On Sunday, March 17th, myself and my two friends that have joined me on several past hikes including all-but-one of my six winter hikes this season, made the long ride to the Rocky Branch Trailhead in an attempt to hike to the summit of Mt. Isolation. This summit is very aptly named, as it is one of the most remote peaks of the NH 48 and the second shortest at only 4003 ft.
In winter, this hike involves a section that is referred to as the Engine Hill Bushwhack. A roughly 2-1/2 to 3 mile hike along an unmarked trail from the Rocky Branch Trail to the Isolation Trail. This route not only eliminates about two miles off the round trip hike, but it also bypasses several water crossings, which could be impassable in winter.
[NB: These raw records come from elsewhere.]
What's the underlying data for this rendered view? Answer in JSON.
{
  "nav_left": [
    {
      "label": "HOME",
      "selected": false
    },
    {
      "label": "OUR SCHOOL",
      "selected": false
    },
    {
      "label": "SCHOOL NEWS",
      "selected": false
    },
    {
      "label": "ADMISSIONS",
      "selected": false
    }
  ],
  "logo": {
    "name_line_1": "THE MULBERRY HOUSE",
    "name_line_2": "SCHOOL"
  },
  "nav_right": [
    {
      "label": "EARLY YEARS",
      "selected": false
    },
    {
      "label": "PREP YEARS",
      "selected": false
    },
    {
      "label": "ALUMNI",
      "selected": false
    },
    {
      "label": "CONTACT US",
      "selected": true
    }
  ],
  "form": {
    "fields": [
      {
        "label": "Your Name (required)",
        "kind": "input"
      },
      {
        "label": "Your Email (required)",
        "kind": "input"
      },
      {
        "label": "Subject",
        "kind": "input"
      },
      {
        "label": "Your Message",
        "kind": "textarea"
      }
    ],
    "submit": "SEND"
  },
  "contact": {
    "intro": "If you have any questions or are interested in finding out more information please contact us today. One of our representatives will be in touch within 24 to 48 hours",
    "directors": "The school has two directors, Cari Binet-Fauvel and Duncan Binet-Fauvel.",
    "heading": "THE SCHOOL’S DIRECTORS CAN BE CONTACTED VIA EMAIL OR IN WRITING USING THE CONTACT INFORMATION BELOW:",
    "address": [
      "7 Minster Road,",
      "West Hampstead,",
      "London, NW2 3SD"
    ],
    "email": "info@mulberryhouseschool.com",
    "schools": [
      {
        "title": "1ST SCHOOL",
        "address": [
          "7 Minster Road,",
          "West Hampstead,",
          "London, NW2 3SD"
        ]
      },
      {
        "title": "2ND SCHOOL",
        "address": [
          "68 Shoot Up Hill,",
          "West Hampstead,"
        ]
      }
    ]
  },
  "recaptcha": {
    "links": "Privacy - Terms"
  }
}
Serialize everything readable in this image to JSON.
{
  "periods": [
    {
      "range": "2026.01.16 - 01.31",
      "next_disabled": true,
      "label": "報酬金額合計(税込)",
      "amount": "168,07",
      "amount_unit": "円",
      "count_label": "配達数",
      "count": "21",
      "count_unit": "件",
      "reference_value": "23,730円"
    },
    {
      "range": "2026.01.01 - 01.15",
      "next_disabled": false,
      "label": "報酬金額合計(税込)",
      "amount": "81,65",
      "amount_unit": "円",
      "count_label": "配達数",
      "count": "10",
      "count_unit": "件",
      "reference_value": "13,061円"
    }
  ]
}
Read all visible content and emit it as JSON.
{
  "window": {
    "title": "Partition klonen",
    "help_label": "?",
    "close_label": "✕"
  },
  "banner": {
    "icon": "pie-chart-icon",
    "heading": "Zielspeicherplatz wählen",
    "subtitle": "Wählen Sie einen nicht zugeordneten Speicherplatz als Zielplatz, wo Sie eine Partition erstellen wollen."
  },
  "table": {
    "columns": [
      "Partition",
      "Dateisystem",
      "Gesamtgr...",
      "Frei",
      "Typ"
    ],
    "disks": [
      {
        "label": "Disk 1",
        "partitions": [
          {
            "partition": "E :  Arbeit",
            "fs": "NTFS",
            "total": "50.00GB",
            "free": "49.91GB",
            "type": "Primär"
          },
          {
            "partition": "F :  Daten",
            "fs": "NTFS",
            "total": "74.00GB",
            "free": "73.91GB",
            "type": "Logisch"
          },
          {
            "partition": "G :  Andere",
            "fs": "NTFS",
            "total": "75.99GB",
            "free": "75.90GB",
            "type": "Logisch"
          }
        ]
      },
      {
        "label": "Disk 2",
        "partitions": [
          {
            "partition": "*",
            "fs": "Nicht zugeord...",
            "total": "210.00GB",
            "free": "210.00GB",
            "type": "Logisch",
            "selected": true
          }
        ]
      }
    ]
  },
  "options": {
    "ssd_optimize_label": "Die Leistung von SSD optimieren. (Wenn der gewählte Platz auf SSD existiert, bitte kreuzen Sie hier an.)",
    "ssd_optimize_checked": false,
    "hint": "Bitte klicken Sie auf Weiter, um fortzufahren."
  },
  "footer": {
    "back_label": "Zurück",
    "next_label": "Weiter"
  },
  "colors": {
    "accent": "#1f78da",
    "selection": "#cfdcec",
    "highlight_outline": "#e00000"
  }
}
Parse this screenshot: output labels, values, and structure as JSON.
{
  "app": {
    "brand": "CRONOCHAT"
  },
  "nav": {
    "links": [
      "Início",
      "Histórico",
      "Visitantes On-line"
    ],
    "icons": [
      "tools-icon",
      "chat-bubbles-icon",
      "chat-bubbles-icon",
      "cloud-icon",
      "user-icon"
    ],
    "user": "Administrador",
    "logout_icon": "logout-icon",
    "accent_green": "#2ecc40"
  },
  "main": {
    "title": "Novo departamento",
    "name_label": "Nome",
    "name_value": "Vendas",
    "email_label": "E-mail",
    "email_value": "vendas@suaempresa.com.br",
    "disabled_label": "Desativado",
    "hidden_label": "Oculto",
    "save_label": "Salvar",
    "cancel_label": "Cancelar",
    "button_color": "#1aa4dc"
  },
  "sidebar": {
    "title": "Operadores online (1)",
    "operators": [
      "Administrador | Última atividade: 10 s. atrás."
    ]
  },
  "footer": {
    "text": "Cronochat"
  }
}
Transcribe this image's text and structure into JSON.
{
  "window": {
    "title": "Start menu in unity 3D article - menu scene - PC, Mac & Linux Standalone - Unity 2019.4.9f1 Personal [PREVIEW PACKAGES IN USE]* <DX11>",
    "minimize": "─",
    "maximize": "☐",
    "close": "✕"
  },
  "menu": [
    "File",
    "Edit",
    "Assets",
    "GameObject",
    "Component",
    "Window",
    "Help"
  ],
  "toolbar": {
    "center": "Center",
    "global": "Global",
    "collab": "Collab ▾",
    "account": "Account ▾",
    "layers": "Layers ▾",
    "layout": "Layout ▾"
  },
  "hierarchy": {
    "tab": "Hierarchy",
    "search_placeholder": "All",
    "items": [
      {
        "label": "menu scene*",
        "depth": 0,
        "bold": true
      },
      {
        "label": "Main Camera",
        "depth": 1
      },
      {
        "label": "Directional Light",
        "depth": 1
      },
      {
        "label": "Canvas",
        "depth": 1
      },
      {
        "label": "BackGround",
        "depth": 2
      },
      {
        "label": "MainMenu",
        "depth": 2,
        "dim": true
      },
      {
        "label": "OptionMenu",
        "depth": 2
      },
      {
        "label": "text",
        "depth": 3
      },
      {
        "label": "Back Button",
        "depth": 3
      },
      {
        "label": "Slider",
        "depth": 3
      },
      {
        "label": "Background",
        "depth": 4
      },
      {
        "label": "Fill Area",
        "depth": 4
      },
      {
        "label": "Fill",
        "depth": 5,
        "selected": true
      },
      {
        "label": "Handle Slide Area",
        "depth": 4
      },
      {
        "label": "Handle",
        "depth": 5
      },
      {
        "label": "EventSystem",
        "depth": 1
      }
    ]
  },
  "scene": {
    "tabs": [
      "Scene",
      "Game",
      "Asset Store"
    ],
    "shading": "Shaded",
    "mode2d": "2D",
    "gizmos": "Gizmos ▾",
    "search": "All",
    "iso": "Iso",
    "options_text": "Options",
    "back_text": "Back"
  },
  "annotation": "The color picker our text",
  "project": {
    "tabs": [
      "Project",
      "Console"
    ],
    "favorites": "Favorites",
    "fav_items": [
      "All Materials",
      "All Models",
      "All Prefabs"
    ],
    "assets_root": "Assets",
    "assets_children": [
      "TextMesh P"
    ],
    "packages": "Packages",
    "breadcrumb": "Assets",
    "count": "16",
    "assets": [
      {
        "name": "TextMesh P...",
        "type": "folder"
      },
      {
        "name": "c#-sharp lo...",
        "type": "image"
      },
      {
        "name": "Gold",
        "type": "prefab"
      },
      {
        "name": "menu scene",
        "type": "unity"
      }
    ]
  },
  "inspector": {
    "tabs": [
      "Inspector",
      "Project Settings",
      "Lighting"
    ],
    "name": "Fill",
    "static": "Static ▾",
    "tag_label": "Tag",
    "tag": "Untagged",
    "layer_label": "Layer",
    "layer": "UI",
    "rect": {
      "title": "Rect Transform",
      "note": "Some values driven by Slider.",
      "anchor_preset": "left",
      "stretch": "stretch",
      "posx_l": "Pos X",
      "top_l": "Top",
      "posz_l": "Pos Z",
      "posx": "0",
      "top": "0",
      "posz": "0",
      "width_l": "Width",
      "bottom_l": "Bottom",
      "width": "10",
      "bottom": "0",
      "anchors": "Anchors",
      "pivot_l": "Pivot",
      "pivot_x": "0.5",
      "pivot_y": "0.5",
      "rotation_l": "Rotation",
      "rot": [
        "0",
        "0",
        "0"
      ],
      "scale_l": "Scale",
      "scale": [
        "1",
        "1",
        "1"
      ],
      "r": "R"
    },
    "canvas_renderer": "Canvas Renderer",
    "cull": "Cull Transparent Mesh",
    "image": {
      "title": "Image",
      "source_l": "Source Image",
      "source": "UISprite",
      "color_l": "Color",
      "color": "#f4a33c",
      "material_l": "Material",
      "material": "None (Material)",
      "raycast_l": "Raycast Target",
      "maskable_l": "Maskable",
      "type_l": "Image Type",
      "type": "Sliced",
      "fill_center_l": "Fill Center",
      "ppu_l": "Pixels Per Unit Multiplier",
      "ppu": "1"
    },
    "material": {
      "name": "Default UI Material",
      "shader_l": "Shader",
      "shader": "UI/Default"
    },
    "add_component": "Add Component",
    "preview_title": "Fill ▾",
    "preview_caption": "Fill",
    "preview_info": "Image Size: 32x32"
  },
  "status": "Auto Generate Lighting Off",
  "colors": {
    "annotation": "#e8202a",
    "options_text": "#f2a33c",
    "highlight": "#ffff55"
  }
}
The early part of the hike was a very slow, gentle incline, on an extremely hard-packed trail. We only needed our spikes, giving our snowshoes a ride for the first 3+ miles. The air temperature was very cold, once again, but as was the case with all our previous winter hikes, we had perfect blue skies, a warming, rising sun and little-to-no wind, at least at these lower elevations.
At approximately the 3-mile mark, you arrive at the start of the Engine Hill Bushwhack, marked by the "T" on the tree.
It is also easily recognized as the marked, Rocky Branch trail is no longer broken out, and the only evidence of previously hiked attempts head to the NW into what would be the bushwhack. Now, because this is not a marked trail, and is just a general direction, we needed the trail to have already been broken out as none of us had ever done the route before. Recent trail reports on New England Trail Conditions gave us the confidence we'd be able to follow the hikers from a few days prior. For the most part, it was fairly easy to follow, but we were at or around 3200ft at this point and the wind had really picked up quickly blowing in some of the older tracks. As you can see in the picture below, when hiking along a winter bushwhack route, you'll commonly run into several off-shoot and trail attempts that sometimes dead-end as people attempt to pick their way through the forest. Also, due to that wind, and the fact that not everyone travels on the exact same route, the snow was much softer. The snowshoes would go on and stay on for the remainder of the day.
Luckily, there was a couple hiking a few hours ahead of us, and their very fresh tracks provided a perfectly executed route to meet back up with the Isolation trail. Once back on the Isolation trail, and now out of the wind, it was a fairly quick last few miles to the summit. Snow, and trees - everywhere you look. It really was a beautiful day to be in the White Mountains.
The Isolation trail then meets up with The Davis Path. From that junction, it's only about one mile to the summit of Mt. Isolation. However, while we had experienced varying degrees of this on all our previous hikes this winter, that last mile would be almost entirely with your chest and head in the branches of the trees along the trail. This time of year, with the height of the snowpack, the base of the trail is anywhere from 3' to 5' above the actual ground. This results in your head and chest being that much higher than it would be without the snow. For just about that entire mile, we had to push through, duck under, and climb over branches all the way to the summit. Eye protection is a must, and that doesn't prevent the constant pokes in the shoulder, thighs, ankles and head! However, like every hike I've been on throughout this incredible journey, the rewards far outweigh the suffering. In the picture below, you can see the opening in the trees in the lower right. That's the trail, as it finally climbs out of the tangle of branches, and above the trees to present you with the amazing view.
That picture is looking back towards the north, towards the southern end of the presidential range. This next picture, is looking southwest, as we hiked the last few hundred yards towards the summit.
We were once again treated with beautiful skies and stunning views! The only downside was, the wind had returned, and our time on the summit would be somewhat short-lived. We were blessed with 360 degree views, yet, the views back to the north were the best in my opinion. The conditions were so clear, that the weather equipment and other buildings on Mount Washington were all easily seen from our vantage point.
A close up view of Mount Washington and Mount Monroe, a hike we all did together in early Oct.
This would be an out-and-back hike along the same route. Once back at the vehicle, my GPS said we had hiked 12.8 miles in a little under 10 hours of hiking. I had successfully summited my 46th peak. My friends had completed their 14th, and 11th. With Isolation now in the books, that meant only one hike remained. A final hike to reach both Mount Liberty and Mount Flume would be all that was needed to complete the New Hampshire 48. I had just nine days left to reach my ultimate goal of completing all the peaks before my 50th birthday. I was once again keeping a close eye on the mountain forecast, and those trail reports. One last hike.